“Religious perspectives imply the possibility that our existence has a meaning which precedes that which we as human beings decide to give it. By contrast, the humanist perspective leaves to one side the search for the meaning of existence in favor of a new preoccupation with giving meaning to existence.” (Bibby 1983, 103)

From this perspective, to ask if Scientology constitutes a religion is to investigate if it postulates a meaning for the life of man which pre-exists and is considered true and immutable. In relation to this point we can note that according to Scientology, man is defined as a spiritual being. It is affirmed that man does not have a spirit but that a spirit is what the individual truly is. This spirit is called a “thetan,” a name taken from the Greek letter theta. It is asserted that the individual exists as himself as a spiritual being. The artistic capacity, the fortitude of the person and his individual character are all manifestations of the spiritual nature of the individual. The thetan constitutes the person himself.

According to Scientology, man is composed of a body, organized physical substance or composition; a mind which consists of pictures, recordings of thoughts, conclusions, decisions, observations and perceptions; and the thetan [spirit].

According to Scientology, man is composed of a body, organized physical substance or composition; a mind which consists of pictures, recordings of thoughts, conclusions, decisions, observations and perceptions; and the thetan. The thetan is conceived as the creator of things. He has animation and life even without the mind and body and uses the mind as a system of control between himself and the physical universe. Scientologists maintain that man is a thetan and the thetan is the source of all creation, is immortal and is life itself, with potentially infinite creativity and, if not part of the physical universe, having the potential capacity to control this universe composed of matter, energy, space and time.
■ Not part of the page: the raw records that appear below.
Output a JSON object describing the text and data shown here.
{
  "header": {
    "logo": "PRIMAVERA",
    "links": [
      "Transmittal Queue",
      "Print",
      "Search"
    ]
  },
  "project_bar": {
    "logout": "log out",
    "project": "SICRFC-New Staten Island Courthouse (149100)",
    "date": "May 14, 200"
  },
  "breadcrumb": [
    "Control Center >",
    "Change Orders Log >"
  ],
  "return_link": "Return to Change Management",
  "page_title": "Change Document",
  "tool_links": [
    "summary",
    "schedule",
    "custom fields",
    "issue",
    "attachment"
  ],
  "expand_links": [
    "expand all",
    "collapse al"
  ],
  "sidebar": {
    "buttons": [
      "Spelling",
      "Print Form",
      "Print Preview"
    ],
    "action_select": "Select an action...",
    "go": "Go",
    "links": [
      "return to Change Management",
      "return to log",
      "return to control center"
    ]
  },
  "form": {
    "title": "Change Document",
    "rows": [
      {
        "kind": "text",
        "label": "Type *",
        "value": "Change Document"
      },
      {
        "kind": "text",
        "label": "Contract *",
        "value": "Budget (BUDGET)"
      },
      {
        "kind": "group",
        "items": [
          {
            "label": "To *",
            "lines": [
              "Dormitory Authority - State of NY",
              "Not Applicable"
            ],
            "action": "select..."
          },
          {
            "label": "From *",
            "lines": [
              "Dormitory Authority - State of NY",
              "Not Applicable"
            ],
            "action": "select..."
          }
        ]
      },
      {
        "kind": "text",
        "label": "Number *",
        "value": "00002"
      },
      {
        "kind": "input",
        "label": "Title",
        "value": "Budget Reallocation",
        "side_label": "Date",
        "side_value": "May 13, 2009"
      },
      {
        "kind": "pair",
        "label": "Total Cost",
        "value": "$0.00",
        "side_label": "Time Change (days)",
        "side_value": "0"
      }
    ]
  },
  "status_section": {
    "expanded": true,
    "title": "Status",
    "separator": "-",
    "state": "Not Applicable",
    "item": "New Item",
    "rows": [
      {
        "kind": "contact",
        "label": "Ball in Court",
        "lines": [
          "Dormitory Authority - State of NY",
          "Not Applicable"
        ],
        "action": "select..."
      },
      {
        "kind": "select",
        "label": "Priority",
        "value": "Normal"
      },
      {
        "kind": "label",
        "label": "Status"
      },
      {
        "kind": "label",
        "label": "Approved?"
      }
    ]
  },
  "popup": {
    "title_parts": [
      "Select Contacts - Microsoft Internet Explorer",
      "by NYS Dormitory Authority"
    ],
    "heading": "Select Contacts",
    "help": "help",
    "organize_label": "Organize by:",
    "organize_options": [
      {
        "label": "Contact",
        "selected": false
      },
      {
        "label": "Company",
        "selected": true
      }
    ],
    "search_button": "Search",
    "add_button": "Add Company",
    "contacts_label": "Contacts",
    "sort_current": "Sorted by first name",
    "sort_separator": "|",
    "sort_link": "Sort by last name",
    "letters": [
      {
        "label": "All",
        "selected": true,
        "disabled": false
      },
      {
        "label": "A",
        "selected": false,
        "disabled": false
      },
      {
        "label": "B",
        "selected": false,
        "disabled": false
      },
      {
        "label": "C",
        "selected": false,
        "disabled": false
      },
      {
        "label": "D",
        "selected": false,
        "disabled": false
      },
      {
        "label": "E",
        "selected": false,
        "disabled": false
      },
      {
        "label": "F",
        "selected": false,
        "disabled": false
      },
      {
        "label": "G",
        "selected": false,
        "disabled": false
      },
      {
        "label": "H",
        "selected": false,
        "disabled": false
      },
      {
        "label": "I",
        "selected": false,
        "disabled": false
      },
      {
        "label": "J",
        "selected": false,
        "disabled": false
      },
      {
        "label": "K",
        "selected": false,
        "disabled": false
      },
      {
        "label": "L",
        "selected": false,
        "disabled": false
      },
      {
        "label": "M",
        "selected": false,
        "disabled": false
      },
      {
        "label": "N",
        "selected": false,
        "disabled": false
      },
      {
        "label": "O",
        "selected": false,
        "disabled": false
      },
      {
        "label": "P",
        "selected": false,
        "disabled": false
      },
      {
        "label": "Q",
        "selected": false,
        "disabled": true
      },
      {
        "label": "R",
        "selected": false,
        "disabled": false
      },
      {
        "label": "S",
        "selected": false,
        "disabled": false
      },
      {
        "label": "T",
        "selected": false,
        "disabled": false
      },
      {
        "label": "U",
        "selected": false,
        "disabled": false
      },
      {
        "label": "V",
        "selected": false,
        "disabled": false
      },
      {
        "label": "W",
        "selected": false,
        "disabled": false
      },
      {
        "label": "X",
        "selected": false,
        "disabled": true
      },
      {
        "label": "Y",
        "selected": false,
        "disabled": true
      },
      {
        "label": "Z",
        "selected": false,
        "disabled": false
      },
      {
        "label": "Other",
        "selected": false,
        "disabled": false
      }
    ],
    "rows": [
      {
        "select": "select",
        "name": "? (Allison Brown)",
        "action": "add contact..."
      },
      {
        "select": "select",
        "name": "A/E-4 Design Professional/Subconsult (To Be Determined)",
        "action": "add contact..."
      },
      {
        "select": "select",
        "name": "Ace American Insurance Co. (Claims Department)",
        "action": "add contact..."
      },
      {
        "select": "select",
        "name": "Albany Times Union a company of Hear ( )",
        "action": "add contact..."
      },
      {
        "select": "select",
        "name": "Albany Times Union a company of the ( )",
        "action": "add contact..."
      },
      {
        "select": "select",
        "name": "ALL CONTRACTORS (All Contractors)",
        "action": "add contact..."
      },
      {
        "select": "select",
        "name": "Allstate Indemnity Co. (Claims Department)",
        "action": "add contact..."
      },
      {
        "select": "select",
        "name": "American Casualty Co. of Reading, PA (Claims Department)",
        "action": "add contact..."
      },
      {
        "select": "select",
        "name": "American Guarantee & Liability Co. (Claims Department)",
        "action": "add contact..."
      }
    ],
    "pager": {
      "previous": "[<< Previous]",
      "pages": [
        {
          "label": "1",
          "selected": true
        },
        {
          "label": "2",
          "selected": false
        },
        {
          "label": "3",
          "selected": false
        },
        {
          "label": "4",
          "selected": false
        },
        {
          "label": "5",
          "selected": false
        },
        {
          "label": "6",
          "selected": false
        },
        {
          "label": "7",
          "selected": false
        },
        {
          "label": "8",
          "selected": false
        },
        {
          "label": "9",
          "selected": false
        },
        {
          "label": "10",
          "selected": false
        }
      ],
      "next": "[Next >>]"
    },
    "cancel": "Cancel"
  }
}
On the other hand, Scientology explicitly asserts that training in its doctrine furnishes a comprehension of man, his potentials and the difficulties with which he is faced which goes much further than what is taught in the humanities or social sciences. With the knowledge of the principles of Scientology the person would be able to understand, for example, why some people have success while others fail, why one man is happy while another is not, and why some relationships are stable and others fall apart. Training in Scientology would permit one who would apply himself to know the mystery of life and to attain an absolute comprehension of its immortal nature. Through the teachings of L Ron Hubbard disseminated by the Church, the individual can achieve the development of all his abilities across the “Eight dynamics” postulated in its cosmic vision. These dynamics, or areas through which human activity is expressed, are:

1. The individual; 2. Family and sex; 3. Groups; 4. Mankind; 5. All life forms; 6. The physical universe; 7. Spirituality; and 8. The infinite or Supreme Being. (Scientology 0-8: The Book of Basics, pages 83–93)

The object of the teachings of the Church is to increase the level of awareness of the individual so that he can control and influence all of the dynamics of life.

In summary, like most religions, Scientology claims to have revealed the mystery of life. It does not propound an arbitrary meaning for the life of man, but claims to have discovered the true meaning. In doing so, it differentiates from humanist perspectives: It does not propound or suggest ethical norms and values to make human life meaningful. On the contrary, it claims to truly know what is man and what is the meaning of his life. At the same time, and in spite of using a vocabulary similar to the sciences, it can be clearly differentiated from these, given that it does not intend to describe how things happen, it does not formulate questions, nor present a hypothesis for its opposition and eventual modification. Rather, it claims to have discovered the true causes and invites one to share in said knowledge.

III. Scientology and the Functional Definitions of Religion